From the Paper:"Newton Minow criticized the idea that television's content is driven merely by ratings, emphasizing that "a rating, at best, is an indication of how many people saw what you gave them." This seems to be true, especially in relation to reality programming. Even though Americans are increasingly bored with reality television --40% surveyed in 2010 referred to it as being "the most overdone genre"--the fact remains that they're still watching these shows. During the summer of that same year, for example, "on broadcast television, 15 of the top 20 highest-rated programs among [viewers aged 18 to 49] were reality or unscripted shows" , and Jersey Shore, a reality show in its 4th season, is currently one of the most popular shows on cable television . It seems that networks have ignored Minow's advice and focused on appealing to the lowest common denominator, but this has not resulted in a decline in viewership as Minow warned. Instead, the public is opinionated about reality television being low in quality while they still watch the very shows they criticize, as if it were a guilty pleasure. This is because reality television pulls in the viewer with its voyeuristic qualities; it has strong appeal in a culture where "curious peeking into the private lives of others has become a defining characteristic"."
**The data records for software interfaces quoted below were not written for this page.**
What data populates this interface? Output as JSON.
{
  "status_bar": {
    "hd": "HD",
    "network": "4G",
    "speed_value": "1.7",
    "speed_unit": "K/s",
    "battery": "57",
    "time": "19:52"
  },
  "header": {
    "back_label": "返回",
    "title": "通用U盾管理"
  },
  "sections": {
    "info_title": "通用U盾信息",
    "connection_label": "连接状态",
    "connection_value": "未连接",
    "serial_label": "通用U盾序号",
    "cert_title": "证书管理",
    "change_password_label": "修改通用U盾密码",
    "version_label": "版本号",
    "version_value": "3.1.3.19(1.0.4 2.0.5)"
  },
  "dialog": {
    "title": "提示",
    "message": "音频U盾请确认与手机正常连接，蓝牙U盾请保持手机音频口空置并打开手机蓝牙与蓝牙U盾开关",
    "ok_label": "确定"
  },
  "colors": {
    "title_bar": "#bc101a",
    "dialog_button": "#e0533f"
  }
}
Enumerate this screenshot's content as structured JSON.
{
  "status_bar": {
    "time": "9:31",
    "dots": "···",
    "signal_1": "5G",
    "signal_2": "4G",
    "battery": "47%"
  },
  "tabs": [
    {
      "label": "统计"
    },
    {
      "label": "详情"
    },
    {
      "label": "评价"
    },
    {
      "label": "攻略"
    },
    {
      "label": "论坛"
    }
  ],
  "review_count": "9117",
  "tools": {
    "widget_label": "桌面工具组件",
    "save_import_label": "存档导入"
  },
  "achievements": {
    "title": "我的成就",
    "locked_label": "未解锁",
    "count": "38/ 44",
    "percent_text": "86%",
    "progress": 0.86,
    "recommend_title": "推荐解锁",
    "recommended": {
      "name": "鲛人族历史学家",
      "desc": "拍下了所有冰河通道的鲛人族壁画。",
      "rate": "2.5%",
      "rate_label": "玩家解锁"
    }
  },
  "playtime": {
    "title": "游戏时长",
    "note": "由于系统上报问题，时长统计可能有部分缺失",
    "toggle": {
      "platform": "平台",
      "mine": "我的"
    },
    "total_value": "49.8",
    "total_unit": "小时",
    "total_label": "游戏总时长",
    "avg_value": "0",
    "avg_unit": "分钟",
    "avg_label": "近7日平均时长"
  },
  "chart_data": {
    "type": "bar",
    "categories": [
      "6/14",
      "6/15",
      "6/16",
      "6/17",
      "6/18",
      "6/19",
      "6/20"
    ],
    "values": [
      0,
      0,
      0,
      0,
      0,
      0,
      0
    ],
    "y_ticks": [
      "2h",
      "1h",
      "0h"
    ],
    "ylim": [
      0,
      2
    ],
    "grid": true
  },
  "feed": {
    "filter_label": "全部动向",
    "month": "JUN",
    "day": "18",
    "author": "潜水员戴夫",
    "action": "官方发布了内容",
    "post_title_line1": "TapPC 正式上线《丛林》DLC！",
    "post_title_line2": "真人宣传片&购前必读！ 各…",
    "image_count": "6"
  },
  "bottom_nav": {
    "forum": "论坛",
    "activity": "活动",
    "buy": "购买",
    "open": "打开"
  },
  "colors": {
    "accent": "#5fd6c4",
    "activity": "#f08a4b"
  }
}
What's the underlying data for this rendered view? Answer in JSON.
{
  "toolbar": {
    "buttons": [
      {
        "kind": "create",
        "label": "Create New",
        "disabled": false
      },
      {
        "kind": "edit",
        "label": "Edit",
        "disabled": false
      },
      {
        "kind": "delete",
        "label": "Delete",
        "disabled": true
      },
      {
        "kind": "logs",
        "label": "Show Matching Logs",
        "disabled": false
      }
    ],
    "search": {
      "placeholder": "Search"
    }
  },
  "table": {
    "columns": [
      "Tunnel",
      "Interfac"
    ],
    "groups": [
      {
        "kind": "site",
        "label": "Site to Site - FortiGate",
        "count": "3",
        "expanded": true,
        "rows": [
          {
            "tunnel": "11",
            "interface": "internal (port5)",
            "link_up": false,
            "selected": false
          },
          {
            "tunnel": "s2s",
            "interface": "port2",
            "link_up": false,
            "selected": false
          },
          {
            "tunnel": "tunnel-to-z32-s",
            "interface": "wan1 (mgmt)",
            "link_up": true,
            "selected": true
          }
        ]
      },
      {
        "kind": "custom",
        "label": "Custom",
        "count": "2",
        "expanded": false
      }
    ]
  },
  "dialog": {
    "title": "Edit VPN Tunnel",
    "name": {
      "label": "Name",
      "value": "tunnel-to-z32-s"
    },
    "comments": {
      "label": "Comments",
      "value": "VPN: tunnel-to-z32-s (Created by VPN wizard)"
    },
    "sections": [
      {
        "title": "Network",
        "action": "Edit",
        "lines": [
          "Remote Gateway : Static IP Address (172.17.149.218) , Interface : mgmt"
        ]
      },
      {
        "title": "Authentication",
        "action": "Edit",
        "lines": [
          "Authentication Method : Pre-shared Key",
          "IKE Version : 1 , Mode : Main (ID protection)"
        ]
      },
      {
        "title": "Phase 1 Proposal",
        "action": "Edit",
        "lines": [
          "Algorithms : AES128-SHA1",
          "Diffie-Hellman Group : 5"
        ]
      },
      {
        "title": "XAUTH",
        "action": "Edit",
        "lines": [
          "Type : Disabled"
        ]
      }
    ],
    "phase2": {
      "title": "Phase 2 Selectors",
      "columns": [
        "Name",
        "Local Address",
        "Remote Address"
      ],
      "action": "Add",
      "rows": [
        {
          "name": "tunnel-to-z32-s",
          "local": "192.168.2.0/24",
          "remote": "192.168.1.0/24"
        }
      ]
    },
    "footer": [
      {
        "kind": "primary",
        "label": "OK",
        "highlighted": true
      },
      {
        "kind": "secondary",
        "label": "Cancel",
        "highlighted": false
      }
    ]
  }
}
Sample of Sources Used:
- A&E News. "Intervention Receives Two Nominations for the 61st Primetime Emmy Awards." A&E News, 16 July 2009. Web. 2 Oct. 2011.
- Baruh, Lemi. "Publicized Intimacies on Reality Television: An Analysis of Voyeuristic Content and Its Contribution to the Appeal of Reality Programming." Journal of Broadcasting & Electronic Media. 53.2 (2009): 190-210. Web. 1 Oct. 2011.
- Biagi, Shirley. Media/Impact: An Introduction to Mass Media. Boston, MA: Wadsworth, 2011. Print.
- Carter, Brian. "Tired of Reality TV, but Still Tuning In." New York Times 13 Sept. 2010. Web. 1 Oct. 2011.
- Christakis, Dimitri. "The Effects of Fast-Paced Cartoons." Pediatrics. 128.4 (2011): 772-774. Web. 1 Oct. 2011.
Cite this Argumentative Essay:
Television: A Vast Improvement (2012, May 30) Retrieved January 17, 2021, from https://www.academon.com/argumentative-essay/television-a-vast-improvement-151230/
"Television: A Vast Improvement" 30 May 2012. Web. 17 January. 2021. <https://www.academon.com/argumentative-essay/television-a-vast-improvement-151230/>